"It's absurd that the Turkish government, which occupies Northern Cyprus, brutally represses the Kurdish minority and jails journalists, lectures Israel, the only true democracy in the region," spokesman Emmanuel Nahshon said.
Turkey has troops stationed in Northern Cyprus, is battling armed Kurdish separatists in its southeast region and has jailed large numbers of journalists, academics and others it suspects of having supported an abortive military coup last year.
The Al-Aqsa dispute, like many in the Holy Land, is about much more than security devices, taking in issues of sovereignty, religious freedom, occupation and Palestinian nationalism. Muslims refer to the compound as the Noble Sanctuary while Jews call it the Temple Mount.
Al-Aqsa, one of Islam's holiest sites and a symbol for Palestinians seeking their own state, is built on a compound revered by Jews as the vestige of their two ancient temples.

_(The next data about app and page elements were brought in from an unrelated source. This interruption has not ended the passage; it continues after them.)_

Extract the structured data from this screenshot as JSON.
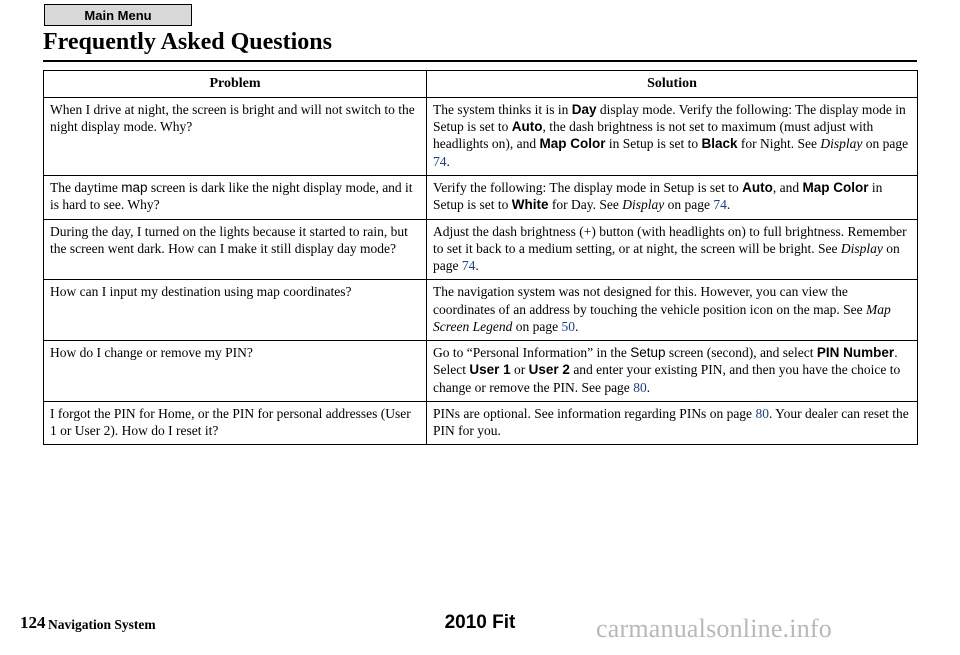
{
  "header": {
    "menu_tab_label": "Main Menu",
    "page_title": "Frequently Asked Questions"
  },
  "table": {
    "columns": [
      "Problem",
      "Solution"
    ],
    "rows": [
      {
        "problem": [
          {
            "t": "When I drive at night, the screen is bright and will not switch to the night display mode. Why?",
            "s": "plain"
          }
        ],
        "solution": [
          {
            "t": "The system thinks it is in ",
            "s": "plain"
          },
          {
            "t": "Day",
            "s": "sans-b"
          },
          {
            "t": " display mode. Verify the following: The display mode in Setup is set to ",
            "s": "plain"
          },
          {
            "t": "Auto",
            "s": "sans-b"
          },
          {
            "t": ", the dash brightness is not set to maximum (must adjust with headlights on), and ",
            "s": "plain"
          },
          {
            "t": "Map Color",
            "s": "sans-b"
          },
          {
            "t": " in Setup is set to ",
            "s": "plain"
          },
          {
            "t": "Black",
            "s": "sans-b"
          },
          {
            "t": " for Night. See ",
            "s": "plain"
          },
          {
            "t": "Display",
            "s": "ital"
          },
          {
            "t": " on page ",
            "s": "plain"
          },
          {
            "t": "74",
            "s": "link"
          },
          {
            "t": ".",
            "s": "plain"
          }
        ]
      },
      {
        "problem": [
          {
            "t": "The daytime ",
            "s": "plain"
          },
          {
            "t": "map",
            "s": "sans"
          },
          {
            "t": " screen is dark like the night display mode, and it is hard to see. Why?",
            "s": "plain"
          }
        ],
        "solution": [
          {
            "t": "Verify the following: The display mode in Setup is set to ",
            "s": "plain"
          },
          {
            "t": "Auto",
            "s": "sans-b"
          },
          {
            "t": ", and ",
            "s": "plain"
          },
          {
            "t": "Map Color",
            "s": "sans-b"
          },
          {
            "t": " in Setup is set to ",
            "s": "plain"
          },
          {
            "t": "White",
            "s": "sans-b"
          },
          {
            "t": " for Day. See ",
            "s": "plain"
          },
          {
            "t": "Display",
            "s": "ital"
          },
          {
            "t": " on page ",
            "s": "plain"
          },
          {
            "t": "74",
            "s": "link"
          },
          {
            "t": ".",
            "s": "plain"
          }
        ]
      },
      {
        "problem": [
          {
            "t": "During the day, I turned on the lights because it started to rain, but the screen went dark. How can I make it still display day mode?",
            "s": "plain"
          }
        ],
        "solution": [
          {
            "t": "Adjust the dash brightness (+) button (with headlights on) to full brightness. Remember to set it back to a medium setting, or at night, the screen will be bright. See ",
            "s": "plain"
          },
          {
            "t": "Display",
            "s": "ital"
          },
          {
            "t": " on page ",
            "s": "plain"
          },
          {
            "t": "74",
            "s": "link"
          },
          {
            "t": ".",
            "s": "plain"
          }
        ]
      },
      {
        "problem": [
          {
            "t": "How can I input my destination using map coordinates?",
            "s": "plain"
          }
        ],
        "solution": [
          {
            "t": "The navigation system was not designed for this. However, you can view the coordinates of an address by touching the vehicle position icon on the map. See ",
            "s": "plain"
          },
          {
            "t": "Map Screen Legend",
            "s": "ital"
          },
          {
            "t": " on page ",
            "s": "plain"
          },
          {
            "t": "50",
            "s": "link"
          },
          {
            "t": ".",
            "s": "plain"
          }
        ]
      },
      {
        "problem": [
          {
            "t": "How do I change or remove my PIN?",
            "s": "plain"
          }
        ],
        "solution": [
          {
            "t": "Go to “Personal Information” in the ",
            "s": "plain"
          },
          {
            "t": "Setup",
            "s": "sans"
          },
          {
            "t": " screen (second), and select ",
            "s": "plain"
          },
          {
            "t": "PIN Number",
            "s": "sans-b"
          },
          {
            "t": ". Select ",
            "s": "plain"
          },
          {
            "t": "User 1",
            "s": "sans-b"
          },
          {
            "t": " or ",
            "s": "plain"
          },
          {
            "t": "User 2",
            "s": "sans-b"
          },
          {
            "t": " and enter your existing PIN, and then you have the choice to change or remove the PIN. See page ",
            "s": "plain"
          },
          {
            "t": "80",
            "s": "link"
          },
          {
            "t": ".",
            "s": "plain"
          }
        ]
      },
      {
        "problem": [
          {
            "t": "I forgot the PIN for Home, or the PIN for personal addresses (User 1 or User 2). How do I reset it?",
            "s": "plain"
          }
        ],
        "solution": [
          {
            "t": "PINs are optional. See information regarding PINs on page ",
            "s": "plain"
          },
          {
            "t": "80",
            "s": "link"
          },
          {
            "t": ". Your dealer can reset the PIN for you.",
            "s": "plain"
          }
        ]
      }
    ]
  },
  "footer": {
    "page_number": "124",
    "section_label": "Navigation System",
    "model_label": "2010 Fit",
    "watermark": "carmanualsonline.info"
  }
}
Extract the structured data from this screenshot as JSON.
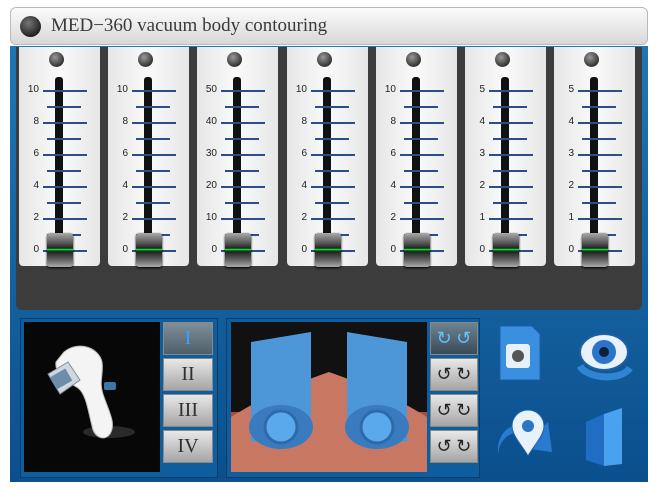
{
  "title": "MED−360 vacuum body contouring",
  "faders": [
    {
      "labels": [
        "10",
        "8",
        "6",
        "4",
        "2",
        "0"
      ],
      "value": 0
    },
    {
      "labels": [
        "10",
        "8",
        "6",
        "4",
        "2",
        "0"
      ],
      "value": 0
    },
    {
      "labels": [
        "50",
        "40",
        "30",
        "20",
        "10",
        "0"
      ],
      "value": 0
    },
    {
      "labels": [
        "10",
        "8",
        "6",
        "4",
        "2",
        "0"
      ],
      "value": 0
    },
    {
      "labels": [
        "10",
        "8",
        "6",
        "4",
        "2",
        "0"
      ],
      "value": 0
    },
    {
      "labels": [
        "5",
        "4",
        "3",
        "2",
        "1",
        "0"
      ],
      "value": 0
    },
    {
      "labels": [
        "5",
        "4",
        "3",
        "2",
        "1",
        "0"
      ],
      "value": 0
    }
  ],
  "levels": [
    {
      "label": "I",
      "active": true
    },
    {
      "label": "II",
      "active": false
    },
    {
      "label": "III",
      "active": false
    },
    {
      "label": "IV",
      "active": false
    }
  ],
  "modes": [
    {
      "label": "↻ ↺",
      "active": true
    },
    {
      "label": "↺ ↻",
      "active": false
    },
    {
      "label": "↺ ↻",
      "active": false
    },
    {
      "label": "↺ ↻",
      "active": false
    }
  ],
  "actions": [
    "save-icon",
    "eye-refresh-icon",
    "location-icon",
    "building-icon"
  ],
  "colors": {
    "panel_blue": "#0e5e9e",
    "accent_blue": "#3aa0ff",
    "handle_green": "#00ff33"
  }
}
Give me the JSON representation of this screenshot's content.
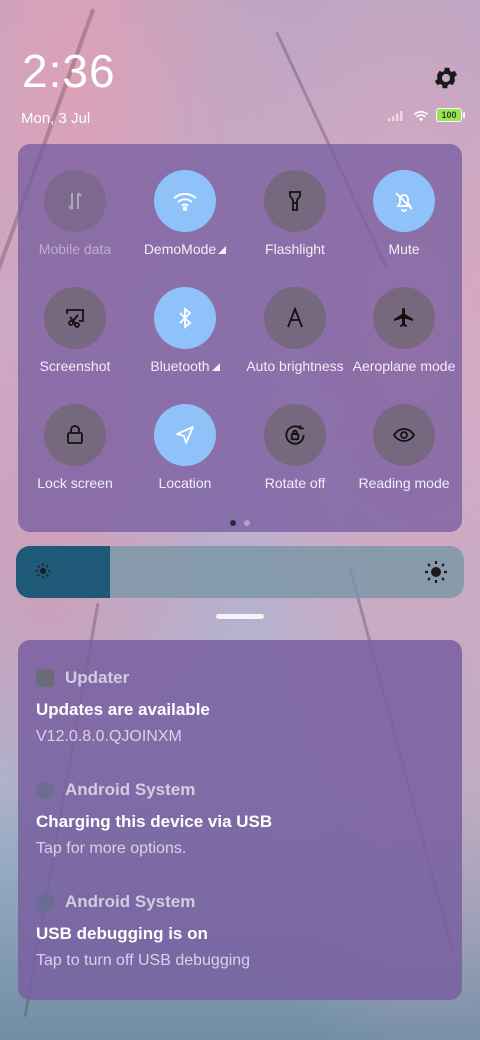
{
  "status_bar": {
    "time": "2:36",
    "date": "Mon, 3 Jul",
    "battery": "100"
  },
  "quick_tiles": [
    {
      "label": "Mobile data",
      "icon": "mobile-data-icon",
      "state": "disabled"
    },
    {
      "label": "DemoMode",
      "icon": "wifi-icon",
      "state": "active",
      "expandable": true
    },
    {
      "label": "Flashlight",
      "icon": "flashlight-icon",
      "state": "inactive"
    },
    {
      "label": "Mute",
      "icon": "bell-off-icon",
      "state": "active"
    },
    {
      "label": "Screenshot",
      "icon": "screenshot-icon",
      "state": "inactive"
    },
    {
      "label": "Bluetooth",
      "icon": "bluetooth-icon",
      "state": "active",
      "expandable": true
    },
    {
      "label": "Auto brightness",
      "icon": "auto-brightness-icon",
      "state": "inactive"
    },
    {
      "label": "Aeroplane mode",
      "icon": "airplane-icon",
      "state": "inactive"
    },
    {
      "label": "Lock screen",
      "icon": "lock-icon",
      "state": "inactive"
    },
    {
      "label": "Location",
      "icon": "location-arrow-icon",
      "state": "active"
    },
    {
      "label": "Rotate off",
      "icon": "rotate-lock-icon",
      "state": "inactive"
    },
    {
      "label": "Reading mode",
      "icon": "eye-icon",
      "state": "inactive"
    }
  ],
  "page_indicator": {
    "pages": 2,
    "current": 1
  },
  "brightness": {
    "level": 0.21
  },
  "notifications": [
    {
      "app": "Updater",
      "title": "Updates are available",
      "text": "V12.0.8.0.QJOINXM"
    },
    {
      "app": "Android System",
      "title": "Charging this device via USB",
      "text": "Tap for more options."
    },
    {
      "app": "Android System",
      "title": "USB debugging is on",
      "text": "Tap to turn off USB debugging"
    }
  ],
  "colors": {
    "active_tile": "#8ec2f9",
    "panel": "#785fa0",
    "brightness_fill": "#1e5a78"
  }
}
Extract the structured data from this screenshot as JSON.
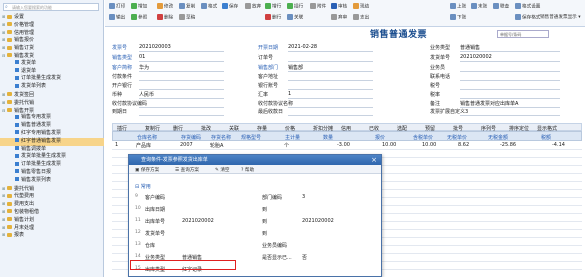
{
  "sidebar": {
    "search_placeholder": "请输入您要搜索的功能",
    "items": [
      {
        "label": "设置",
        "type": "grp",
        "indent": 1,
        "tog": "+"
      },
      {
        "label": "价格管理",
        "type": "grp",
        "indent": 1,
        "tog": "+"
      },
      {
        "label": "信用管理",
        "type": "grp",
        "indent": 1,
        "tog": "+"
      },
      {
        "label": "销售报价",
        "type": "grp",
        "indent": 1,
        "tog": "+"
      },
      {
        "label": "销售订货",
        "type": "grp",
        "indent": 1,
        "tog": "+"
      },
      {
        "label": "销售发货",
        "type": "grp",
        "indent": 1,
        "tog": "-"
      },
      {
        "label": "发货单",
        "type": "leaf",
        "indent": 2,
        "tog": ""
      },
      {
        "label": "退货单",
        "type": "leaf",
        "indent": 2,
        "tog": ""
      },
      {
        "label": "订单批量生成发货",
        "type": "leaf",
        "indent": 2,
        "tog": ""
      },
      {
        "label": "发货单列表",
        "type": "leaf",
        "indent": 2,
        "tog": ""
      },
      {
        "label": "发货签回",
        "type": "grp",
        "indent": 1,
        "tog": "+"
      },
      {
        "label": "委托代销",
        "type": "grp",
        "indent": 1,
        "tog": "+"
      },
      {
        "label": "销售开票",
        "type": "grp",
        "indent": 1,
        "tog": "-"
      },
      {
        "label": "销售专用发票",
        "type": "leaf",
        "indent": 2,
        "tog": ""
      },
      {
        "label": "销售普通发票",
        "type": "leaf",
        "indent": 2,
        "tog": ""
      },
      {
        "label": "红字专用销售发票",
        "type": "leaf",
        "indent": 2,
        "tog": ""
      },
      {
        "label": "红字普通销售发票",
        "type": "leaf",
        "indent": 2,
        "tog": "",
        "selected": true
      },
      {
        "label": "销售调拨单",
        "type": "leaf",
        "indent": 2,
        "tog": ""
      },
      {
        "label": "发货单批量生成发票",
        "type": "leaf",
        "indent": 2,
        "tog": ""
      },
      {
        "label": "订单批量生成发票",
        "type": "leaf",
        "indent": 2,
        "tog": ""
      },
      {
        "label": "销售零售日报",
        "type": "leaf",
        "indent": 2,
        "tog": ""
      },
      {
        "label": "销售发票列表",
        "type": "leaf",
        "indent": 2,
        "tog": ""
      },
      {
        "label": "委托代销",
        "type": "grp",
        "indent": 1,
        "tog": "+"
      },
      {
        "label": "代垫费用",
        "type": "grp",
        "indent": 1,
        "tog": "+"
      },
      {
        "label": "费用支出",
        "type": "grp",
        "indent": 1,
        "tog": "+"
      },
      {
        "label": "包装物租借",
        "type": "grp",
        "indent": 1,
        "tog": "+"
      },
      {
        "label": "销售计划",
        "type": "grp",
        "indent": 1,
        "tog": "+"
      },
      {
        "label": "月末处理",
        "type": "grp",
        "indent": 1,
        "tog": "+"
      },
      {
        "label": "报表",
        "type": "grp",
        "indent": 1,
        "tog": "+"
      }
    ]
  },
  "toolbar": {
    "items": [
      "打印",
      "输出",
      "增加",
      "参照",
      "修改",
      "删除",
      "复制",
      "草稿",
      "格式",
      "保存",
      "放弃",
      "增行",
      "删行",
      "插行",
      "关联",
      "附件",
      "审核",
      "弃审",
      "现结",
      "支出",
      "上张",
      "下张",
      "末张",
      "联查",
      "格式设置",
      "保存格式"
    ],
    "format_label": "销售普通发票显示"
  },
  "title": "销售普通发票",
  "search2_placeholder": "单据号/条码",
  "header": {
    "fields": [
      {
        "label": "发票号",
        "value": "2021020003",
        "blue": true
      },
      {
        "label": "开票日期",
        "value": "2021-02-28",
        "blue": true
      },
      {
        "label": "业务类型",
        "value": "普通销售",
        "blue": false
      },
      {
        "label": "销售类型",
        "value": "01",
        "blue": true
      },
      {
        "label": "订单号",
        "value": "",
        "blue": false
      },
      {
        "label": "发货单号",
        "value": "2021020002",
        "blue": false
      },
      {
        "label": "客户简称",
        "value": "华为",
        "blue": true
      },
      {
        "label": "销售部门",
        "value": "销售部",
        "blue": true
      },
      {
        "label": "业务员",
        "value": "",
        "blue": false
      },
      {
        "label": "付款条件",
        "value": "",
        "blue": false
      },
      {
        "label": "客户地址",
        "value": "",
        "blue": false
      },
      {
        "label": "联系电话",
        "value": "",
        "blue": false
      },
      {
        "label": "开户银行",
        "value": "",
        "blue": false
      },
      {
        "label": "银行账号",
        "value": "",
        "blue": false
      },
      {
        "label": "税号",
        "value": "",
        "blue": false
      },
      {
        "label": "币种",
        "value": "人民币",
        "blue": false
      },
      {
        "label": "汇率",
        "value": "1",
        "blue": false
      },
      {
        "label": "税率",
        "value": "",
        "blue": false
      },
      {
        "label": "收付款协议编码",
        "value": "",
        "blue": false
      },
      {
        "label": "收付款协议名称",
        "value": "",
        "blue": false
      },
      {
        "label": "备注",
        "value": "销售普通发票对应出库单A",
        "blue": false
      },
      {
        "label": "到期日",
        "value": "",
        "blue": false
      },
      {
        "label": "最后收款日",
        "value": "",
        "blue": false
      },
      {
        "label": "发票扩展自定义3",
        "value": "",
        "blue": false
      }
    ]
  },
  "grid": {
    "toolbar_items": [
      "插行",
      "复制行",
      "删行",
      "批改",
      "关联",
      "存量",
      "价格",
      "折扣分摊",
      "信用",
      "已收",
      "选配",
      "预留",
      "批号",
      "序列号",
      "排序定位",
      "显示格式"
    ],
    "columns": [
      "仓库名称",
      "存货编码",
      "存货名称",
      "规格型号",
      "主计量",
      "数量",
      "报价",
      "含税单价",
      "无税单价",
      "无税金额",
      "税额"
    ],
    "row": {
      "num": "1",
      "warehouse": "产品库",
      "code": "2007",
      "name": "轮胎A",
      "uom": "个",
      "qty": "-3.00",
      "quote": "10.00",
      "taxprice": "10.00",
      "price": "8.62",
      "amount": "-25.86",
      "tax": "-4.14"
    }
  },
  "modal": {
    "title": "查询条件-发票参照发货出库单",
    "bar_items": [
      "保存方案",
      "查询方案",
      "清空",
      "帮助"
    ],
    "section": "常用",
    "rows": [
      {
        "num": "9",
        "label": "客户编码",
        "value": "",
        "tlabel": "部门编码",
        "tvalue": "3"
      },
      {
        "num": "10",
        "label": "出库日期",
        "value": "",
        "tlabel": "到",
        "tvalue": ""
      },
      {
        "num": "11",
        "label": "出库单号",
        "value": "2021020002",
        "tlabel": "到",
        "tvalue": "2021020002"
      },
      {
        "num": "12",
        "label": "发货单号",
        "value": "",
        "tlabel": "到",
        "tvalue": ""
      },
      {
        "num": "13",
        "label": "仓库",
        "value": "",
        "tlabel": "业务员编码",
        "tvalue": ""
      },
      {
        "num": "14",
        "label": "业务类型",
        "value": "普通销售",
        "tlabel": "是否显示已...",
        "tvalue": "否"
      },
      {
        "num": "15",
        "label": "出库类型",
        "value": "红字记录",
        "tlabel": "",
        "tvalue": ""
      }
    ]
  },
  "colors": {
    "accent": "#2a60b5",
    "title": "#1a4d8f",
    "highlight": "#e02020",
    "selected": "#f7d48a"
  }
}
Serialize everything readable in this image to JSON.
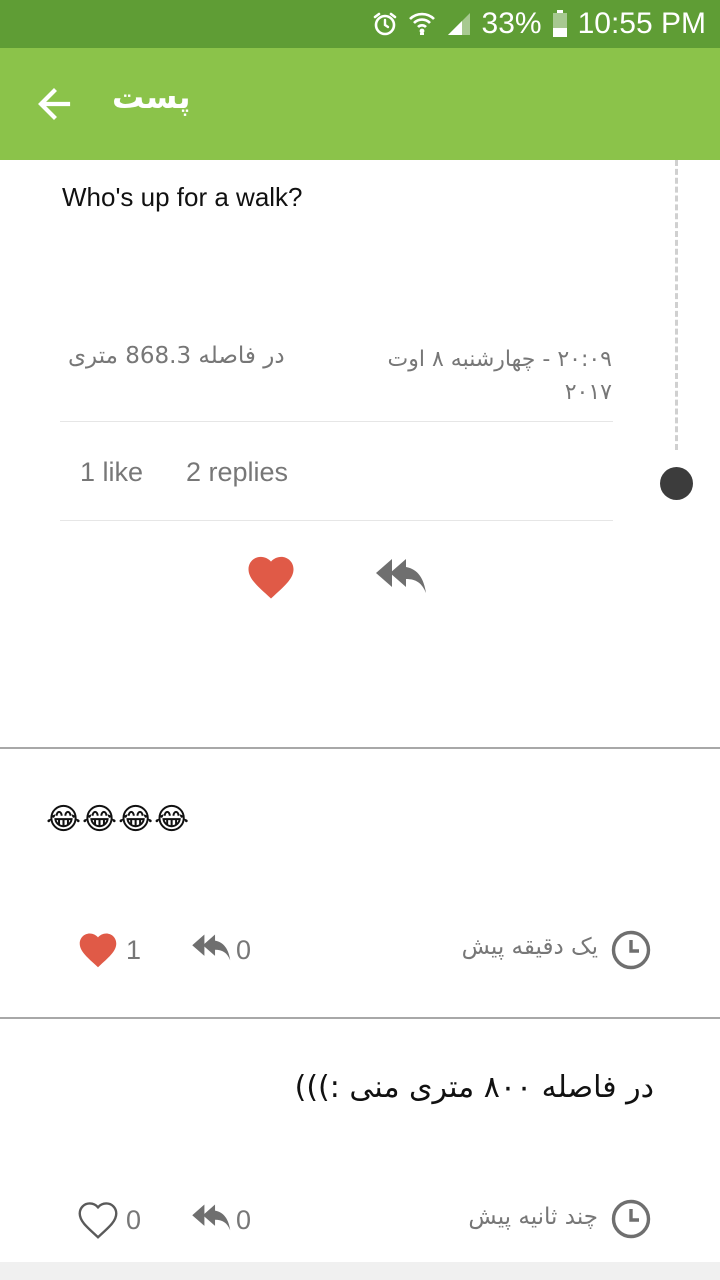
{
  "status_bar": {
    "battery": "33%",
    "time": "10:55 PM"
  },
  "app_bar": {
    "title": "پست"
  },
  "post": {
    "body": "Who's up for a walk?",
    "distance": "در فاصله 868.3 متری",
    "date": "۲۰:۰۹ - چهارشنبه ۸ اوت ۲۰۱۷",
    "likes": "1 like",
    "replies": "2 replies",
    "liked": true
  },
  "replies": [
    {
      "text": "😂😂😂😂",
      "time": "یک دقیقه پیش",
      "like_count": "1",
      "reply_count": "0",
      "liked": true
    },
    {
      "text": "در فاصله ۸۰۰ متری منی :)))",
      "time": "چند ثانیه پیش",
      "like_count": "0",
      "reply_count": "0",
      "liked": false
    }
  ],
  "colors": {
    "status_bar": "#5f9d35",
    "app_bar": "#8bc34a",
    "heart": "#e05a47",
    "icon_gray": "#6f6f6f"
  },
  "icons": {
    "back": "arrow-left-icon",
    "alarm": "alarm-icon",
    "wifi": "wifi-icon",
    "signal": "signal-icon",
    "battery": "battery-icon",
    "like": "heart-icon",
    "reply": "reply-all-icon",
    "time": "clock-icon"
  }
}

The site lies in East Jerusalem, which was captured by Israel in a 1967 war and annexed to form part of its "eternal, indivisible" capital - a move not recognized internationally.
On Tuesday, Erdogan said he welcomed the removal of metal detectors, but said Israel would pay a price for the security measures, drawing a similarly sharp response from foreign ministry spokesman Nahshon.
"The days of the Ottoman Empire have passed. Jerusalem was, is, and will always be the capital of the Jewish people. In stark contrast to the past, the government in Jerusalem is committed to security, liberty, freedom of worship and respect for the rights of all minorities," Nahshon said on Tuesday.
The tensions in Jerusalem have kindled protests in Turkey, with Turkish media reporting that some protesters kicked the doors and threw stones at a synagogue in Istanbul. Erdogan earlier called for calm and said attacking places of worship was "a big mistake".
Last year Israel and Turkey restored ties after a six-year rupture that occurred after Israeli marines stormed an aid ship in 2010 to enforce a naval blockade of the Hamas-run Gaza Strip, killing 10 Turkish activists on board.
The normalization of ties between both countries has been driven by the prospect of lucrative Mediterranean gas deals as well as by mutual concerns about regional security.
Israel was Turkey's 12th largest export market in 2016, taking nearly $3 billion worth of exports, IMF data showed.
(Editing by David Dolan, Raya Jalabi and Gareth Jones)